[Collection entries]
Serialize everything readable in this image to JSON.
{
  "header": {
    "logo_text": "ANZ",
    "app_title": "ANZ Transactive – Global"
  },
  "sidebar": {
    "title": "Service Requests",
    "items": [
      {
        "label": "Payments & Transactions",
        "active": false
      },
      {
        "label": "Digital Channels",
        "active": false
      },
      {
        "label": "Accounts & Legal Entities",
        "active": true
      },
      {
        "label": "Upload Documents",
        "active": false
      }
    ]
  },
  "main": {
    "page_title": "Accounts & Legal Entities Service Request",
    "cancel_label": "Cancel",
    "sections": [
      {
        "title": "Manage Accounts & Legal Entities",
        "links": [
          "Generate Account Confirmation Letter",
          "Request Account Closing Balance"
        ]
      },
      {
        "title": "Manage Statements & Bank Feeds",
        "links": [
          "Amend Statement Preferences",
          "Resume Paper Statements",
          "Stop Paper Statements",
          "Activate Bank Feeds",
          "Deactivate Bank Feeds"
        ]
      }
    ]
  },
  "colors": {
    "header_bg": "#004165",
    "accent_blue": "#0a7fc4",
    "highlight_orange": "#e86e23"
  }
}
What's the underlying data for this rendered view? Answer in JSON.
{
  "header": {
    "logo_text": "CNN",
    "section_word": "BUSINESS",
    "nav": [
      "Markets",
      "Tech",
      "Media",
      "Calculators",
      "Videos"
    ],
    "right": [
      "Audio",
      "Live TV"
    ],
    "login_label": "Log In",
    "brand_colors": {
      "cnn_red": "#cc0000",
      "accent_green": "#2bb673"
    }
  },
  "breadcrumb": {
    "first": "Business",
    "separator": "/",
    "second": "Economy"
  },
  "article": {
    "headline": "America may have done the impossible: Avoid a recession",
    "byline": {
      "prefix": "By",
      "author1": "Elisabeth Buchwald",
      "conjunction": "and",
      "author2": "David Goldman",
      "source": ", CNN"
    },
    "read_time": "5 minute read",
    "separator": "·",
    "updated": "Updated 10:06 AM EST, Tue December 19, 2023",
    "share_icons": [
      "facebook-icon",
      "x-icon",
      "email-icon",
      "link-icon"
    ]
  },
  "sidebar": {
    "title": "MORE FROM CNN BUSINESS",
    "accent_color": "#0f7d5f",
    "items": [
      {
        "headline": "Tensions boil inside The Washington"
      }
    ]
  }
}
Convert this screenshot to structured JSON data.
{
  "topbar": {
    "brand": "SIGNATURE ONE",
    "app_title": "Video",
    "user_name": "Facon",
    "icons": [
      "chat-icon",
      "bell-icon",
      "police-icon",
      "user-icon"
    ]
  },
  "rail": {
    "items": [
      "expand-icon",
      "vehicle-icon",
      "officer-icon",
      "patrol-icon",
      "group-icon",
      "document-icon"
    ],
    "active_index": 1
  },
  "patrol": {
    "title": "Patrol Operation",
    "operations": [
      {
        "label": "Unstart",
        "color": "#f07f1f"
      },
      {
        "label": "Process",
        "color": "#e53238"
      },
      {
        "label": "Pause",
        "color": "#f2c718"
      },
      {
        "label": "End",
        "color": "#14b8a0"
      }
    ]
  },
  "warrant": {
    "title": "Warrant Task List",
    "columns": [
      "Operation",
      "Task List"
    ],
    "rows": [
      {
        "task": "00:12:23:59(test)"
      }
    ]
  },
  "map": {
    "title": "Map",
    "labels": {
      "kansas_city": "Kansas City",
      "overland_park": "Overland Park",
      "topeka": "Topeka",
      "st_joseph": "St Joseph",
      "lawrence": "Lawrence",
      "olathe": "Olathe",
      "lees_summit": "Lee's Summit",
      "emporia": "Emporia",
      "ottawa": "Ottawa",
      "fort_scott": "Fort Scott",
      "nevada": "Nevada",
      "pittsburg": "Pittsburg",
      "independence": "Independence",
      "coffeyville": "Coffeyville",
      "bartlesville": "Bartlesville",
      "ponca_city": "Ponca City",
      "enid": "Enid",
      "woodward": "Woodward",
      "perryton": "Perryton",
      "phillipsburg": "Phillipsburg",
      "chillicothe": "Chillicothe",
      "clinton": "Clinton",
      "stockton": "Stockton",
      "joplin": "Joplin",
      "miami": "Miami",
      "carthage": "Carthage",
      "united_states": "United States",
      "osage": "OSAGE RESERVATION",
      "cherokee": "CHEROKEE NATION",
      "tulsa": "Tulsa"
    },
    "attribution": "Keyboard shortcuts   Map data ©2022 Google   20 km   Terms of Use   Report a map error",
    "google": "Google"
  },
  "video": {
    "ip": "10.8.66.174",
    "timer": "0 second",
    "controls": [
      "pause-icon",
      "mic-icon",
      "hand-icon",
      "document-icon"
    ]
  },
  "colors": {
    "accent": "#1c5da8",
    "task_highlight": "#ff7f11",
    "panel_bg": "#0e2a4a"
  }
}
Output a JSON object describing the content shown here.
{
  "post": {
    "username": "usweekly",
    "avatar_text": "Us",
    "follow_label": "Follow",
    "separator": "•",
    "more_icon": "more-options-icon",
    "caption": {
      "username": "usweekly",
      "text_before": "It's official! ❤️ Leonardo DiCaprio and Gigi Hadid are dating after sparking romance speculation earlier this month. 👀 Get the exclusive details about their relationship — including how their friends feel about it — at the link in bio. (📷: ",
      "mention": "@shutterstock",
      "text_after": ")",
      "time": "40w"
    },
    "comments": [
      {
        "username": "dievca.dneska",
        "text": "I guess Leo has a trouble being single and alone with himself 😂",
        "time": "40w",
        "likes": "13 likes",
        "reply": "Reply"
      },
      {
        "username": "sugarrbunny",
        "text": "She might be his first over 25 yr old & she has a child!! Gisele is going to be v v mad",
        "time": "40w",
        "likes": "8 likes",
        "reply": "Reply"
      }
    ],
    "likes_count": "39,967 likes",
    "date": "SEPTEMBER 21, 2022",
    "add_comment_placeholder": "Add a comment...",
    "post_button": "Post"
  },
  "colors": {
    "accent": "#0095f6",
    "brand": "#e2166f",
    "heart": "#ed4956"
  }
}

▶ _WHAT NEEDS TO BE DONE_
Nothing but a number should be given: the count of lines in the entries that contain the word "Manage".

▶ _WRITTEN SOLUTION_
2